You’ve just met someone for the first time, taken your mother’s advice and not judged the book by it’s cover. Now you want to flip through the pages and see what’s what.
There’s a whole theory dedicated to explaining this called the Uncertainty Reduction theory. Charles Berger and Richard Calabrese surmised that during initial interactions, our main goal is to reduce uncertainty by finding out more about them.
Our attempts to reduce uncertainty are driven by the prospect of running into them again, the fact that we what to convince them to give us something they have that we want, and the possibility that we find their behaviour unnatural.
Yes, he’s saying we want to talk to people more when we think they’re weird. Which is true. Berger thought of everything here, didn’t he?
He proposed several axioms to explain too:
Verbal output refers to how much they talk. The more someone talks, the less uncertain of them we are likely to be.
Nonverbal warmth refers to how nonverbal behaviour shows willingness to communicate. You’re more likely to warm to someone who looks welcoming than someone who’s closed-off.
The axiom of information-seeking behaviours states that the more you know about someone, the less you ask questions to find out more about them. (We’ll get to this in a bit). Self-disclosure talks about how much information the person shares about herself, and the more a person reveals about himself, the less uncertain of them we feel.
Reciprocity talks about willingness to respond. You feel less uncertain when they’re willing to respond. When some is similar to you, you get more comfortable with them. Likewise, the less uncertain you get, the more you like him.
Berger’s hypothesis also posits the more friends we have in common the less uncertain we are of people. Essentially, if my friend is friends with him, there’s a good chance I’ll like him too.
In Real Life…
When we dealt with this theory in class, I felt like Chicken Little when the acorn hit him on his head…minus all that ‘sky is falling’ business.

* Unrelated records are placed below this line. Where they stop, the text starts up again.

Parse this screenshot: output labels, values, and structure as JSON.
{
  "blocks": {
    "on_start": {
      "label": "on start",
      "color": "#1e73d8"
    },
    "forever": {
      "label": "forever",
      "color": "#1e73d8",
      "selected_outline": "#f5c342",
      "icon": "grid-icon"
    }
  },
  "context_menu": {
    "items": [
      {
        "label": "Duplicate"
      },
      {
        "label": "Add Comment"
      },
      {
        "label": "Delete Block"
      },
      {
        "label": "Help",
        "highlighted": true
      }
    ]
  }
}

In my very first semester at the University of the West Indies I made a friend who has, over the course of one year (and several courses) together, become a ‘brother’. But this isn’t about him. It’s about a particular friend of his.
I thought he was weird.

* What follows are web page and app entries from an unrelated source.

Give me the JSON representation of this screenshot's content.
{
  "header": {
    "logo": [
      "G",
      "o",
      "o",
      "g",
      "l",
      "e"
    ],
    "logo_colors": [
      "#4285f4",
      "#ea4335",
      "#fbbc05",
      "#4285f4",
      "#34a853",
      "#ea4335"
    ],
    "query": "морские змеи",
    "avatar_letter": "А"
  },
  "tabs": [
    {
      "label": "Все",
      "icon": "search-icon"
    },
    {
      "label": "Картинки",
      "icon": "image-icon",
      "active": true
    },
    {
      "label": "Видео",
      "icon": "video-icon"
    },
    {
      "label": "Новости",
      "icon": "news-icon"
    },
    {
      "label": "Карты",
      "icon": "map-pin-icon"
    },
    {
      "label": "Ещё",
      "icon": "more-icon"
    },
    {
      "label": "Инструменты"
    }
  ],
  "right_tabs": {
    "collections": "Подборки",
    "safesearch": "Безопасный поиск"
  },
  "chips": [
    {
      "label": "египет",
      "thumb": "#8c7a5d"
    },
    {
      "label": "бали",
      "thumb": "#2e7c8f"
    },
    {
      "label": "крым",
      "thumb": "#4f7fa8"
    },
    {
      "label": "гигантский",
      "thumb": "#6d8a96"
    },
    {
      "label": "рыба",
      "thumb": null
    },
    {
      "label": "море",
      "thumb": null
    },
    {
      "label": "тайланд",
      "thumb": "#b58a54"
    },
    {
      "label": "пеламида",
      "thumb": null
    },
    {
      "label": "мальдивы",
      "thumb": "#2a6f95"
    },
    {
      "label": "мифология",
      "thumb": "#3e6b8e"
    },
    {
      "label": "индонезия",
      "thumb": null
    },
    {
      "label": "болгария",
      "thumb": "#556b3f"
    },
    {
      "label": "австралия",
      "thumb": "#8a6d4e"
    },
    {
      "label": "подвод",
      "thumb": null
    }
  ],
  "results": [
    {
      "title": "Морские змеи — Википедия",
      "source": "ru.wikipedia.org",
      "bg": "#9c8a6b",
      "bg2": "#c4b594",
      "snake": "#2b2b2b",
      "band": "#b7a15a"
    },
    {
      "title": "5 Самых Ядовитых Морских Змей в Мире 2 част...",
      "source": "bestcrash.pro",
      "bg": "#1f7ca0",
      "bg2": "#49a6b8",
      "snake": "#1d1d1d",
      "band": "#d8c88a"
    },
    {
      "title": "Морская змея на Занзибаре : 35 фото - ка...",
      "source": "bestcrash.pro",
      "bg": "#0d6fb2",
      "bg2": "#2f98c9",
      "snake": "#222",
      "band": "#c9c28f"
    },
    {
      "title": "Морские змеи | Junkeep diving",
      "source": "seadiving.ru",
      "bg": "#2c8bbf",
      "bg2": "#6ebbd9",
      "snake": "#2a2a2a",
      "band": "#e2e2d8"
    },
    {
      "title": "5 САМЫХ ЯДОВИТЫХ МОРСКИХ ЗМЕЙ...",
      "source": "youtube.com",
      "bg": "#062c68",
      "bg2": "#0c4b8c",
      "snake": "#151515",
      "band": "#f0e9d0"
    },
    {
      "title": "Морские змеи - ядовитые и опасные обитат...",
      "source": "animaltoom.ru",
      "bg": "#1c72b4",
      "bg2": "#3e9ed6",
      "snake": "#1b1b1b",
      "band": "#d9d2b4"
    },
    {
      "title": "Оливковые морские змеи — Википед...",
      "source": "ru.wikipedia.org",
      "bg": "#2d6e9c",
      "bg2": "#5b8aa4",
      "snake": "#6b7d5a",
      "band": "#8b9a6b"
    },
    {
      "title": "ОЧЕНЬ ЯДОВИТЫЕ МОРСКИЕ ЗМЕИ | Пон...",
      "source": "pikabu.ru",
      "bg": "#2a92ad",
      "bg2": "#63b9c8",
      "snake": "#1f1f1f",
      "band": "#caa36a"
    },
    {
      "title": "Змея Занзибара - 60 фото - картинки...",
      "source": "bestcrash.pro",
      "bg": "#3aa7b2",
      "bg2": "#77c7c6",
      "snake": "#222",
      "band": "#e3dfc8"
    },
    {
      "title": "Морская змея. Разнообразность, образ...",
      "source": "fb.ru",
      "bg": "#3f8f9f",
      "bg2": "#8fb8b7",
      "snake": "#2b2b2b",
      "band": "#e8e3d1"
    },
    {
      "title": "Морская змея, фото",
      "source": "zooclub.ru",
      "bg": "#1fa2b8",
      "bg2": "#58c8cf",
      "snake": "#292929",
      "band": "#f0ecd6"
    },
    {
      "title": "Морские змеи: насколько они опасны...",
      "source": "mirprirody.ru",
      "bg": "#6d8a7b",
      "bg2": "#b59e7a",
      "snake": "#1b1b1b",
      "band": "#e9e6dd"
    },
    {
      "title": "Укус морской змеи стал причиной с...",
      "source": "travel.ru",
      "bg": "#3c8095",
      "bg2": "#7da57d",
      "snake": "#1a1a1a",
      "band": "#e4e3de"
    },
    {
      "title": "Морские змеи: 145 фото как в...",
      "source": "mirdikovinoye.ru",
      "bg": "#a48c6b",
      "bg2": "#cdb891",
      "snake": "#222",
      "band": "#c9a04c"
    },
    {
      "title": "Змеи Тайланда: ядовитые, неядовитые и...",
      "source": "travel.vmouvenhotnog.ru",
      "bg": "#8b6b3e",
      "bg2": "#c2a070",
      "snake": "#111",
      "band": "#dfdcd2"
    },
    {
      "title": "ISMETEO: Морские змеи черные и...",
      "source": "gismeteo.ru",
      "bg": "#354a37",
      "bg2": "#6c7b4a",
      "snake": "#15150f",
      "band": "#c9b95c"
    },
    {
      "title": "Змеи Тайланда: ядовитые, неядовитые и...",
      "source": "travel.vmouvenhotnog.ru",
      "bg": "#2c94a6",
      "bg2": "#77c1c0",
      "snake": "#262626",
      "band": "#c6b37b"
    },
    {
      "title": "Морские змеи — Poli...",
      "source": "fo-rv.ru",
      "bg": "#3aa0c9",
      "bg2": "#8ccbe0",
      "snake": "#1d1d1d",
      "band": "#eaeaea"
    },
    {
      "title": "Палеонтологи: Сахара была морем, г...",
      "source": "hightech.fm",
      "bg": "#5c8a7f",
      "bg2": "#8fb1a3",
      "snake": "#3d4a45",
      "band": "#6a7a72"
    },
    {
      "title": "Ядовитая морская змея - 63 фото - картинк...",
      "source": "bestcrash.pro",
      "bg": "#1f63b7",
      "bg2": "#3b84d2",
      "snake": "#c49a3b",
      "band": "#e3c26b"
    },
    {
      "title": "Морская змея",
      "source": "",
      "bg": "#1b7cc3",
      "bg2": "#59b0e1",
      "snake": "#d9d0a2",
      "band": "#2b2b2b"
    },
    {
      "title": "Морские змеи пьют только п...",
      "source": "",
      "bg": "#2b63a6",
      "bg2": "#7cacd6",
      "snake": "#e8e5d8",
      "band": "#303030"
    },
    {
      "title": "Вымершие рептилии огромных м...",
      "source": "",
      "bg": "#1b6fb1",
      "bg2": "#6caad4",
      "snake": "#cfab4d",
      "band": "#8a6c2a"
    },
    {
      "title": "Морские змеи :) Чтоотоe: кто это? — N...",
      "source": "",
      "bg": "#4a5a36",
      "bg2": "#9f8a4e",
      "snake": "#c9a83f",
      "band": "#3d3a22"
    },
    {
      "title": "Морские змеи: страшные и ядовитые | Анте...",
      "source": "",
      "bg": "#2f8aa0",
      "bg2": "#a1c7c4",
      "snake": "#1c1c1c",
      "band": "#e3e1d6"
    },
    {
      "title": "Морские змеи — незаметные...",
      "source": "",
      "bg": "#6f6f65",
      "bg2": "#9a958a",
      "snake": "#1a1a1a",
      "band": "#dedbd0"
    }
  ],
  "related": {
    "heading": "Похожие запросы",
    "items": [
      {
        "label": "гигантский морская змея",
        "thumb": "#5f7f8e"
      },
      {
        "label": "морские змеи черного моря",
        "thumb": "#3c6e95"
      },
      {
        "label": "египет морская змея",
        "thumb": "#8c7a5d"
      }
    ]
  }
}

That’s probably not nice, but I did. So naturally I tried to find out why. He spoke but only in cryptic half-sentences that raised more questions than they answered. Frustrating much. He wasn’t particularly forthcoming. He always had a scowl on his face and his arms were perpetually folded.
Literally all I could think was, “What is with this guy?”
I only kept trying because he was a friend of my ‘brother’s’ I couldn’t avoid.
Is URT sound?
URT falls under the socio-psychological tradition. It is an attempt to theorise communication behaviour in initial communication acts, how persons adapt to uncertainty and the what motivates their messages. Recall the recipe for good scientific theory (See “Bonne Theorie”).
URT opines that we cope with uncertainty as follows:
- Seeking Information: We actively, passively or interactively try to find out about someone.
- Choosing Plan Complexity: We ascertain how we’ll communicate with someone.
- Hedging: We take measures to protect ourselves from communication risks.
- Hierarchy Hypothesis: We use strategies based on what relationship we want to achieve.
URT has been studied extensively, first by Berger and Calabrese, and then by a number of other researchers. Since it applies to many cultures, and explains communication behaviour in the initial interaction phenomenon both in 1975 when the theory was coined and in 2016 with a 20 year-old university student, we must admit that URT is somewhat sound.
However, there is a problem.
If you believe all the axioms are true, then any combination of two of them (theorem) must also be true. So if a theorem falls apart, an axiom falls apart, and the whole theory begins to crumble too.
Through studies with 1,159 students from 10 US universities, Kathy Kellerman and Rodney Reynolds conclude that there is no association between information seeking and level of uncertainty, disproving axiom 3. Knowing about someone doesn’t stop you from wanting information about them.
Sally Planalp and James Honeycutt also suggest that there are external factors that may cause uncertainty. Furthermore, Michael Sunnafrank posited that it isn’t uncertainty that guides motivates communication, but the desire to have positive relational experiences.
The more we begin to poke holes in it, the less sound it becomes. That’s not to say it is completely invalid. It’s just got some work to do.
Cyndi, the Theory Analyst